INSTRUCTIONS TO FOLLOW: Go through the data below and return each line containing the word "PowerPoint".

************

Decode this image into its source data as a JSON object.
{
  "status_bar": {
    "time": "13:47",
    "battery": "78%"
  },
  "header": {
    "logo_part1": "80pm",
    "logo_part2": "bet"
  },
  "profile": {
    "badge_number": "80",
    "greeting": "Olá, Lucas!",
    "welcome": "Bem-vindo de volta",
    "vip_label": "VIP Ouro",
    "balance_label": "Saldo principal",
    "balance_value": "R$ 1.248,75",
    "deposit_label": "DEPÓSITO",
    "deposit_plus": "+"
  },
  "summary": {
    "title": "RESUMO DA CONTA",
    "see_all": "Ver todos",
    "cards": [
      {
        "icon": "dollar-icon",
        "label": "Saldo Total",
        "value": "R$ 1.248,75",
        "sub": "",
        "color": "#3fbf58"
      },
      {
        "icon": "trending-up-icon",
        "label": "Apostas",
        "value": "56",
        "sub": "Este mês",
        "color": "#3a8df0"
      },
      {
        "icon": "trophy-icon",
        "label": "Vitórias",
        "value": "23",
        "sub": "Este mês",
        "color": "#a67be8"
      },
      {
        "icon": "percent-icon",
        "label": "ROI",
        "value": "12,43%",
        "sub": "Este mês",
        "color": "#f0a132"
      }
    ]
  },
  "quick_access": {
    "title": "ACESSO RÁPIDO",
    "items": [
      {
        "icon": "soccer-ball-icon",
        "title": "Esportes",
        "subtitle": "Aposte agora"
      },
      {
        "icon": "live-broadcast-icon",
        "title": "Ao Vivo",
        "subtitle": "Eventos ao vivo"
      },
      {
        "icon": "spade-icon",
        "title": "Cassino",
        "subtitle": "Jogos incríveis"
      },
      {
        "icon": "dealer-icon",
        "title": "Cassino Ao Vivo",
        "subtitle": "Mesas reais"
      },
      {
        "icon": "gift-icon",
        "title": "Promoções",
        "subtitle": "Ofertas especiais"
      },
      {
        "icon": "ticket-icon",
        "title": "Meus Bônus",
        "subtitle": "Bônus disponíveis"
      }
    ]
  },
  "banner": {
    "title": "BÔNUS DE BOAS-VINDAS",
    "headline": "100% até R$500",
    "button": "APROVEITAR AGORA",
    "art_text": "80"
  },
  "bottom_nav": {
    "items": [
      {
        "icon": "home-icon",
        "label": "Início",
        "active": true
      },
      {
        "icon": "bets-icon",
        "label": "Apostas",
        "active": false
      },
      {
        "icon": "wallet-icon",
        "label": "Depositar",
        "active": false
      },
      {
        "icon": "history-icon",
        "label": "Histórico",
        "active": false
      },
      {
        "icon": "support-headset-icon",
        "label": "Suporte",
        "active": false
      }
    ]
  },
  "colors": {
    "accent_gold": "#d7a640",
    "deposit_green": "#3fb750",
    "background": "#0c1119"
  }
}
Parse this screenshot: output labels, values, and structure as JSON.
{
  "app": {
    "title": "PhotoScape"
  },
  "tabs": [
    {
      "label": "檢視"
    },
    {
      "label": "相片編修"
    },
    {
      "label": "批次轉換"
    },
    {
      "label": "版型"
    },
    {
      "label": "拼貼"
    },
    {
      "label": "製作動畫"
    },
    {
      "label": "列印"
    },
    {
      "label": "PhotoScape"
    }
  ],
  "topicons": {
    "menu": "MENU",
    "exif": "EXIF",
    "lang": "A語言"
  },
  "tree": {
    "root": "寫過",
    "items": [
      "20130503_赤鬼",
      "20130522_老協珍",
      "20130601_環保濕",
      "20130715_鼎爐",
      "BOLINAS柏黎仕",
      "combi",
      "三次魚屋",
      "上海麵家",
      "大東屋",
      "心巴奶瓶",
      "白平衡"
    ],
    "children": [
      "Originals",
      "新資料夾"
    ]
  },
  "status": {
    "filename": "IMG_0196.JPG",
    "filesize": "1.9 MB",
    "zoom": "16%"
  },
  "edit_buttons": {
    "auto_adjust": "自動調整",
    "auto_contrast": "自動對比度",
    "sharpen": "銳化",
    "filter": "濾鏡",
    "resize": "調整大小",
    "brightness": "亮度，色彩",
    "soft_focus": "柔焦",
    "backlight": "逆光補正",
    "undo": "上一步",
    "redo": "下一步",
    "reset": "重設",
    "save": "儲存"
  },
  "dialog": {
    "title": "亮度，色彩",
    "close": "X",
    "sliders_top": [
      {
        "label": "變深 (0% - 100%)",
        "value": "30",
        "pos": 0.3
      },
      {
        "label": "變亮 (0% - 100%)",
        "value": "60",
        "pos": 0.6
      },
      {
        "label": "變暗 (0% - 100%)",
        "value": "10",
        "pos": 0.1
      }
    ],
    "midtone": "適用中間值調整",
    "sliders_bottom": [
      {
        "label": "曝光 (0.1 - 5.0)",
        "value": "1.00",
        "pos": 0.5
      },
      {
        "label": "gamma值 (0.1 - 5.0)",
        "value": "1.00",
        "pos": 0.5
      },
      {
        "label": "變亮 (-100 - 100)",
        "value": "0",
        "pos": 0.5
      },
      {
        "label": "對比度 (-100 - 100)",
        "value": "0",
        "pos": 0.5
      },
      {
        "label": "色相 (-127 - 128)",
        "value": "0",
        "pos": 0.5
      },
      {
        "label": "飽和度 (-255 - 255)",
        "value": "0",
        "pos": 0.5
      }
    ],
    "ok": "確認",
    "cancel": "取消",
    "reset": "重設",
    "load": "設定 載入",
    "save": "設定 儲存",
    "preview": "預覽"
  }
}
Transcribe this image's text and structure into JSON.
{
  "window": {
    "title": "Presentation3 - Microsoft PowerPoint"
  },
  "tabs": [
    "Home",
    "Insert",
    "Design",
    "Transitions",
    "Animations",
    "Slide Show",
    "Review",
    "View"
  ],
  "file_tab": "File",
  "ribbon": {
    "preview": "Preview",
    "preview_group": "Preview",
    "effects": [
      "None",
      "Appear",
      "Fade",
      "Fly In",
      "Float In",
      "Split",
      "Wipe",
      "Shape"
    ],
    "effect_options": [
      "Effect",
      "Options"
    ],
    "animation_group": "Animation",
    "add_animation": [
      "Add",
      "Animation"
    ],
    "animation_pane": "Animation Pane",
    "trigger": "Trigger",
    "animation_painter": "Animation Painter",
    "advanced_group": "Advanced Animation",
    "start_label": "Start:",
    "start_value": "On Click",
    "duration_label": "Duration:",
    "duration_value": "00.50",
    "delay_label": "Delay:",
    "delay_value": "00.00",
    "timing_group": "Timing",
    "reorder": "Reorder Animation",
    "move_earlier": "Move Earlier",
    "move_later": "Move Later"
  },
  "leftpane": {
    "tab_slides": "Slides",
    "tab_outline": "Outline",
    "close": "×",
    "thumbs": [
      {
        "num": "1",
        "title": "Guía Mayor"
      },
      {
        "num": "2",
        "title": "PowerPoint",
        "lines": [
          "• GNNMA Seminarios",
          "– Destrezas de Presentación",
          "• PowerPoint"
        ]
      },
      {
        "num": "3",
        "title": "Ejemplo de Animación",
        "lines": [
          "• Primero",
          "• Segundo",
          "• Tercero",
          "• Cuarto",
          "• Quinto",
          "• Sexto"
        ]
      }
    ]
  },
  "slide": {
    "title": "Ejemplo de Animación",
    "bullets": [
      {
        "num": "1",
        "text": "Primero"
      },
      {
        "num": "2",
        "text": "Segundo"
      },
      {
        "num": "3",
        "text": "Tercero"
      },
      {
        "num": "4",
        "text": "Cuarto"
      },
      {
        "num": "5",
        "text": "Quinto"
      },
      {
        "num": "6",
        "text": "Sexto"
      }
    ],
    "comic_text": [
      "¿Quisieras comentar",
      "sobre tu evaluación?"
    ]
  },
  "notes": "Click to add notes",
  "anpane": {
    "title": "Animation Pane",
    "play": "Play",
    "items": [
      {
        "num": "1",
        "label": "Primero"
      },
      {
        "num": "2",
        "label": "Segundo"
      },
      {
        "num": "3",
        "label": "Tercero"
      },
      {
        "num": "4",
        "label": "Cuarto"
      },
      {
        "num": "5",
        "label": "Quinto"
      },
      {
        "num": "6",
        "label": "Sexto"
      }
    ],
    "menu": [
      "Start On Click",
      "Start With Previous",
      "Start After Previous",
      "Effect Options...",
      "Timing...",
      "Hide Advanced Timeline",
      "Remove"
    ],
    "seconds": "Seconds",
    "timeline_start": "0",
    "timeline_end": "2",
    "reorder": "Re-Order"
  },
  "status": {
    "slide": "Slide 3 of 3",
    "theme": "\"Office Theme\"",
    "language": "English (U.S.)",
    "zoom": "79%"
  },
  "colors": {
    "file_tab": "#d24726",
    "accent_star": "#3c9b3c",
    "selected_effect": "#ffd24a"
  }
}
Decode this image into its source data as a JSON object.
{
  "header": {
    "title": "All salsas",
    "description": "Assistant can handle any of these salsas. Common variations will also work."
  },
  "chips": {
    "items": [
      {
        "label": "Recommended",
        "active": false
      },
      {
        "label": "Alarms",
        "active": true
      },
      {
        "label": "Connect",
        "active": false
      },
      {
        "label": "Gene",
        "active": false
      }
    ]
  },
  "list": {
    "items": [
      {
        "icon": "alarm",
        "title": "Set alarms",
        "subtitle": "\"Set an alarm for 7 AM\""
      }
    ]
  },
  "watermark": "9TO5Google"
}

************

WORKED SOLUTION:
    "title": "Presentation3 - Microsoft PowerPoint"
        "title": "PowerPoint",
          "• PowerPoint"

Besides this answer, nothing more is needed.